One of Spike Milligan’s more baffling poems, ‘Why?’ inspires a reader to ask the title question over and over. Why does the poet want to talk about these topics? And why have they been discussed so outrageously, yet briefly? That is the main pleasure of a work like this. Whether a reader is young or old there is a joy to be indulged in through the arrangement of perfectly rhyming and rhythmic words that tell a light-hearted, if somewhat confusing, story.
Summary of Why?
In the first lines, the speaker tells the reader, very simply, that American detectives never take off their hats while investigating murders. He goes on in the second stanza, adding a postscript, to say that the Chinese “Tecs” are the opposite. They’re more “dreaded” and always investigate “bare-headed”.
You can read the full poem here.
Poetic Techniques in Why?
‘Why?’ by Spike Milligan is a two stanza poem separated into sets of four lines, known as quatrains. These quatrains follow a rhyme scheme of ABCB DEFE. Despite the simplicity of the rhyme scheme, and of the language, Milligan makes use of several poetic techniques in this poem. These include alliteration, enjambment, juxtaposition and internal rhyme.
The first, alliteration, occurs when words are used in succession, or at least appear close together, and begin with the same letter. For instance, “always appear” in the second stanza.
Juxtaposition is utilized when two contrasting things are placed near one another in order to emphasize that contrast. A poet usually does this in order to emphasize a larger theme of their text or make an important point about the differences between these two things. In the case of ‘Why?’ Milligan places the humorous image of American detectives who never take off their hats alongside murder.
Another important technique commonly used in poetry is enjambment. It occurs when a line is cut off before its natural stopping point. Enjambment forces a reader down to the next line, and the next, quickly. One has to move forward in order to comfortably resolve a phrase or sentence. There are examples throughout ‘Why?’ but one particularly effective one occurs in the transition between the first and second lines of the first stanza.
Lastly, Milligan utilized internal rhyme. It is a kind of perfect or imperfect rhyme that is not constrained to the end of the lines but can appear anywhere. For example, the perfect/full rhyme “Are” and “far” in the second stanza.
Analysis of Why?
In other people’s flats.
In the first stanza, the speaker makes a simple, yet puzzling statement. He tells the reader that “American Detectives,” when investigating murders in “people’s flats” never take their hats off. This is a clear and direct statement, syntax wise, but the content and purpose it bewildering. Especially when considered alongside the second stanza.
It is interesting to consider why the speaker, or Milligan for that matter, wanted to make this statement about detectives. The first and most obvious answer is that it’s entertaining. Much of Milligan’s work was crafted with amusement and bafflement at the top of the list. His poems were written mainly for a young audience and it is with them in mind that he put together this short, humorous poem.

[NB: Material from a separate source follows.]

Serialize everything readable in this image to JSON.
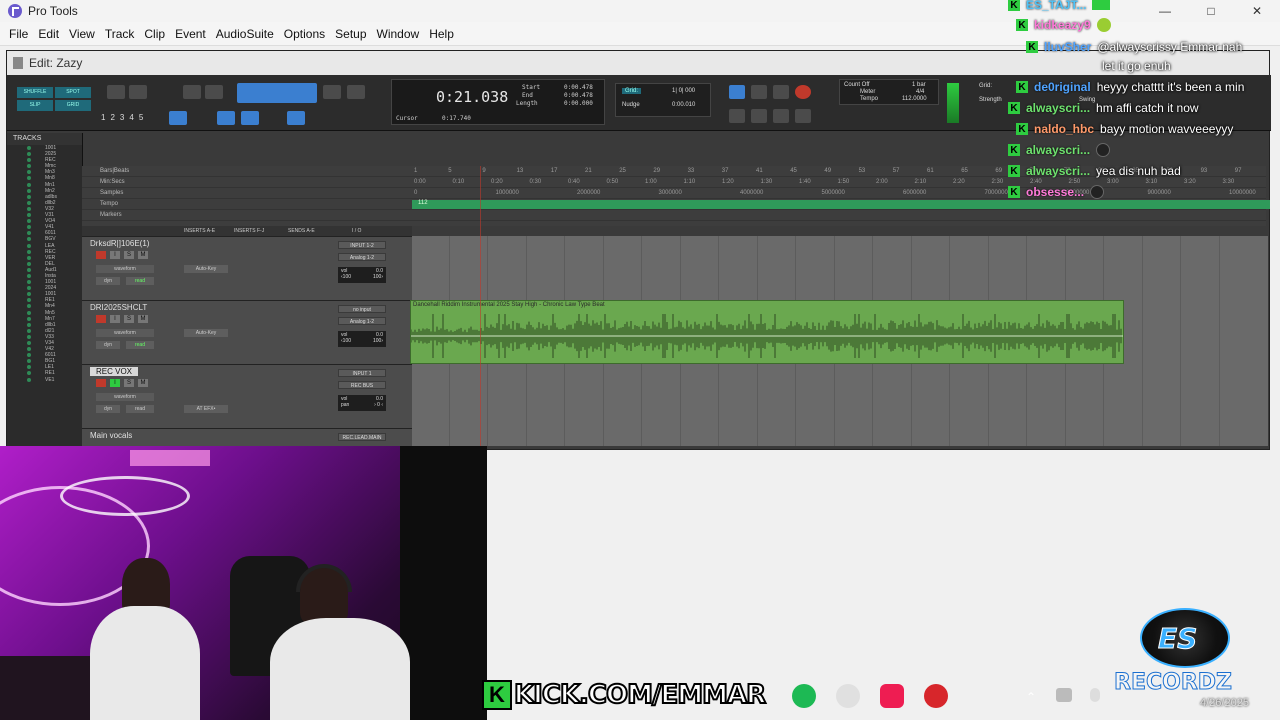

Another important feature of the poem to consider is the rhyme scheme. As is often the case in poetry, whether it’s for children or not, is how words are chosen or altered to fit a particular pattern. This is even more true for strictly metered poems. In this case, the choice to speak about “hats” or “flats” might be influenced by the general desire to create a perfect, harmonious rhyme.
P.S. Chinese Tecs
The second stanza begins with the abbreviation “P.S.” indicating that this is a “postscript” to the first stanza. It’s an extra bit of information the speaker forgot to mention before or made more sense at the bottom, after the primary message. With this in mind, and with the use of exclamations in lines two and four, a reader can assume these lines are interjected with more passion and excitement. It is as if the speaker just recalled the “Chinese Tecs.”
The word “Tec” is also interesting in this piece. When considering what Milligan meant through its utilization, the most obvious answer is that it’s an abbreviation of “detective”. But, that raises the question, why? Why did he choose to abbreviate it this time, but not do so in the first stanza? There is no single answer, but what is clear is that Milligan was certainly interested in the reader asking the question, “why?” Why, one wonders, do American detectives not take off their hats, and why do Chinese detectives never wear hats? Then perhaps most importantly, why are these situations being spoken about at all?
There are no answers to these inquiries except for one that reoccurs within children’s poetry. The scenarios and words were, in some measure, placed together for the reader’s pleasure. Often, poets who write with a young audience in mind focus their writing on what’s going to sound pleasurable and interesting when reading out loud.